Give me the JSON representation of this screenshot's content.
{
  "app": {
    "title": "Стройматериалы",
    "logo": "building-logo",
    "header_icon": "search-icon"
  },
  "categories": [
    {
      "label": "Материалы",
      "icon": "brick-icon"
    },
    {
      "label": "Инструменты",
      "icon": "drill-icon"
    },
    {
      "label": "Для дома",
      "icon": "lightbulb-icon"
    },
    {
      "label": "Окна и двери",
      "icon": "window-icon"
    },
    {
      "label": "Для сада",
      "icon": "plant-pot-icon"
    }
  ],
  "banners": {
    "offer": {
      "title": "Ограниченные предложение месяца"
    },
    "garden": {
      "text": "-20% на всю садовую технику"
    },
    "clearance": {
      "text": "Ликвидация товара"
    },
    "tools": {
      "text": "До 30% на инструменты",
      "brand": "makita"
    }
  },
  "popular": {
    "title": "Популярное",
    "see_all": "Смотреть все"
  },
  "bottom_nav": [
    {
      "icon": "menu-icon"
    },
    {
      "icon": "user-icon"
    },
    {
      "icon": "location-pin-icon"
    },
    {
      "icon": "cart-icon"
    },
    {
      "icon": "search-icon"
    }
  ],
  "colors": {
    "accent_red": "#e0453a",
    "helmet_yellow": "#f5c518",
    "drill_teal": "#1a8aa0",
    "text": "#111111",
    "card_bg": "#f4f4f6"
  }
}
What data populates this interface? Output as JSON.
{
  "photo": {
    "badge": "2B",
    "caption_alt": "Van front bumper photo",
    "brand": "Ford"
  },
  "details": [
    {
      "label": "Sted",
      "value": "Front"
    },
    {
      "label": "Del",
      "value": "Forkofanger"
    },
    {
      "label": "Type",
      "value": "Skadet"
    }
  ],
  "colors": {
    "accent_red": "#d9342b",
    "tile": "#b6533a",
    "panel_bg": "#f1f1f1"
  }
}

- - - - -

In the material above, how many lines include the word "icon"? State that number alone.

RESPONSE TO THIS EXERCISE
11